Daniel Walkowitz and Lisa Knauer’s edited collection Contested Histories in Public Space: Memory, Race, and Nation examines sites of public history in thirteen different countries. The essays within the collection highlight the various ways in which public history sites define the nation in relation to its past and its present, and how these sites interrogate or complicate notions of empire, citizenship, race, and the nation-state. Ruth Phillips and Mark Phillip’s “Contesting Time, Place, and Nation in the First Peoples’ Hall of the Canadian Museum of Civilization” examines how that museum integrates and foregrounds Native history. I would need more information to adequately answer whether or not this is a decolonizing site of history as Amy Lonetree defines it in Decolonizing Museums, but after reading this essay I would tend to say the museum doesn’t “speak the hard truths” of colonialism. There was a task force that worked with Native representatives following two major controversies within museums, which led to the creation of guidelines that outlined new models of collaboration and respectful partnership between Native and non-Native people. One section of the First Peoples’ Hall, “Arrival of the Strangers,” does focus on the changes that have been forced on Aboriginal people in the course of five centuries of contact with white settlers. However, from this brief essay, it does not seem as if the Canadian Museum of Civilization does enough to address the history of white colonization of Native people and Native spaces. Durba Ghosh’s “Exhibiting Asia in Britain: Commerce, Consumption, and Globalization,” examines the ways in which British institutions have portrayed their formerly imperialistic ties with Asia. Ghosh looks specifically at the “Trading Places” exhibit at the British Library, which focused on Asia before the 1840s and emphasized the East India Company and trade, rather than conquest or military coercion.
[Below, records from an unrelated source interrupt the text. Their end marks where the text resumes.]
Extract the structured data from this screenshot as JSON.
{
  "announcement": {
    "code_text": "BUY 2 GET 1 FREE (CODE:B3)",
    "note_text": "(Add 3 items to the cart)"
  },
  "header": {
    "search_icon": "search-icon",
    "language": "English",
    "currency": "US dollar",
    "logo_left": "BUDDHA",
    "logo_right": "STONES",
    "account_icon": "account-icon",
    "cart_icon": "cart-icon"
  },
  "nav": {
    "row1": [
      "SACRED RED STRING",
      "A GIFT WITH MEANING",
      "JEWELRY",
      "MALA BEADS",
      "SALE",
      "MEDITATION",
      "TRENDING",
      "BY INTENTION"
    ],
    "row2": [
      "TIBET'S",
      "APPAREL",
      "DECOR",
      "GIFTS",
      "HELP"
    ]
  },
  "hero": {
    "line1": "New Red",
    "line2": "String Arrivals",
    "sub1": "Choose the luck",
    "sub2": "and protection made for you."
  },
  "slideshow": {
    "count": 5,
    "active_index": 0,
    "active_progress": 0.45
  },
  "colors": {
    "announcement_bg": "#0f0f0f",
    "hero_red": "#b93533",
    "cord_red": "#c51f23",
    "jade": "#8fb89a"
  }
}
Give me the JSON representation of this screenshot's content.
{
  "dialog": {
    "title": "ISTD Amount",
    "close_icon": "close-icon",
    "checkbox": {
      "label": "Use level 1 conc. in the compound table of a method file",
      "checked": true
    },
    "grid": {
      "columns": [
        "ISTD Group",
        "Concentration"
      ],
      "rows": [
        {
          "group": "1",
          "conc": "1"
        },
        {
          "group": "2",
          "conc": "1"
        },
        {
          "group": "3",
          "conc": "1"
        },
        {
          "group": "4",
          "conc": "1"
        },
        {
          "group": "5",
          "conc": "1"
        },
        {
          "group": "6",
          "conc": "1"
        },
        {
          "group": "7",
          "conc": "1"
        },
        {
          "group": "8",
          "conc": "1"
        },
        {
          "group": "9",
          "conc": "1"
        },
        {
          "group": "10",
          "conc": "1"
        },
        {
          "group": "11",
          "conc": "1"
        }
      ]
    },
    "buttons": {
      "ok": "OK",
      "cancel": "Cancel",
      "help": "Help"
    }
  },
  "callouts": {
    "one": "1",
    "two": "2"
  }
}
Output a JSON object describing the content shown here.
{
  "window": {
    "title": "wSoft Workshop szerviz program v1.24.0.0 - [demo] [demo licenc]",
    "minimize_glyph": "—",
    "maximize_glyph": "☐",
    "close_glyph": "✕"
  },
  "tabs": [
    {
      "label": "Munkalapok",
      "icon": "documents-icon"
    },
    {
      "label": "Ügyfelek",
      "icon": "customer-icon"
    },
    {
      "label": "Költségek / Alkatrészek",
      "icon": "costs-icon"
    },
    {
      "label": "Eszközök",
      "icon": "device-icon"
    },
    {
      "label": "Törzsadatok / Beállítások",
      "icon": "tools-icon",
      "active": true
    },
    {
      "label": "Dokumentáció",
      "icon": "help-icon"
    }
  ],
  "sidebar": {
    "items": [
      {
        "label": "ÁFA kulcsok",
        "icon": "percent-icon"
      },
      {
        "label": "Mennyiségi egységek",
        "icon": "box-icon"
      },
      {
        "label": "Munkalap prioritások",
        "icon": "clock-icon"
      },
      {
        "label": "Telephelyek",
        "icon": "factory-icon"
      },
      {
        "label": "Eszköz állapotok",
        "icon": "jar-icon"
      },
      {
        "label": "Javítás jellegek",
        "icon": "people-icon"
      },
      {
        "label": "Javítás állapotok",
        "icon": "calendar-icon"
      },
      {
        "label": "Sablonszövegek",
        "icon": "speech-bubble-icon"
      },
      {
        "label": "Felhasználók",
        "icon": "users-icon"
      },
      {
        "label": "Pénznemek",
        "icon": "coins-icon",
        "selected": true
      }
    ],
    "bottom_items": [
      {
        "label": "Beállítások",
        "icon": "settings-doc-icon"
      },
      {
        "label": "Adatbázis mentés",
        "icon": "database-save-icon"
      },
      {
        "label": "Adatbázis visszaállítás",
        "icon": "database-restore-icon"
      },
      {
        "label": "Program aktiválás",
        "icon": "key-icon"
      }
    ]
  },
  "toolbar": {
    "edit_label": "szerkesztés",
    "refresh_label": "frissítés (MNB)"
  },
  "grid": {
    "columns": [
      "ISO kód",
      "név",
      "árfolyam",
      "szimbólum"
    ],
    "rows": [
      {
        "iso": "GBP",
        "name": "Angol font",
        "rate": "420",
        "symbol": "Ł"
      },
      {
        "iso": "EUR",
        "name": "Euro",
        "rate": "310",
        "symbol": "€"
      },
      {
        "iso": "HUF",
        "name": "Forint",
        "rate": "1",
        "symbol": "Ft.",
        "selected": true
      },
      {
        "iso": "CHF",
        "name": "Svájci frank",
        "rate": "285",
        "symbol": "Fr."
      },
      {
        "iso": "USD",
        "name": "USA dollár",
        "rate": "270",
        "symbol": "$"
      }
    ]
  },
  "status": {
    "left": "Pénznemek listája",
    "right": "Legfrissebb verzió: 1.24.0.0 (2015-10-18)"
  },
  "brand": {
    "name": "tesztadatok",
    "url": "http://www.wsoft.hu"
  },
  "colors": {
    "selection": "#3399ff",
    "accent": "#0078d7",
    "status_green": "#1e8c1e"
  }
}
Britain’s connection with Asia was told using contemporary themes of globalization, such as capital, consumption, and commerce. Ghosh notes that visitors were encouraged to “consume the exhibit,” mirroring the ways in which eighteenth and nineteenth century Britons consumed goods and products made in Asia. Ghosh argues that the exhibit does not elucidate its idea of trading places well–rather, it widens the gulf between consumers and producers–and contributes to ‘imperialist nostalgia’ where colonizers recreate representations of societies they colonized. Daniel Walkowitz’s “Ellis Island Redux: The Imperial Turn and the Race of Ethnicity” is a report of the author’s second visit to Ellis Island following the events of September eleventh. It was surprising to discover how poorly Ellis Island interrogates the history of immigration in America. Immigrants–those that were healthy and willing to assimilate–are described as parts of a workforce. The experiences of Asian immigrants and African Americans are ignored, and the history of capitalism is not examined to any great extent. The history of the employees who worked at Ellis Island as part of the Immigration and Naturalization Service is ignored (a stark contrast to our reading of Pustz’s Voices from the Back Stairs), and there is no significant discussion of race or empire. Ultimately, the edited collection was successful in demonstrating how much work public history sites across the globe have to do to successfully complicate the dominant narratives of the nation-state, race, and empire.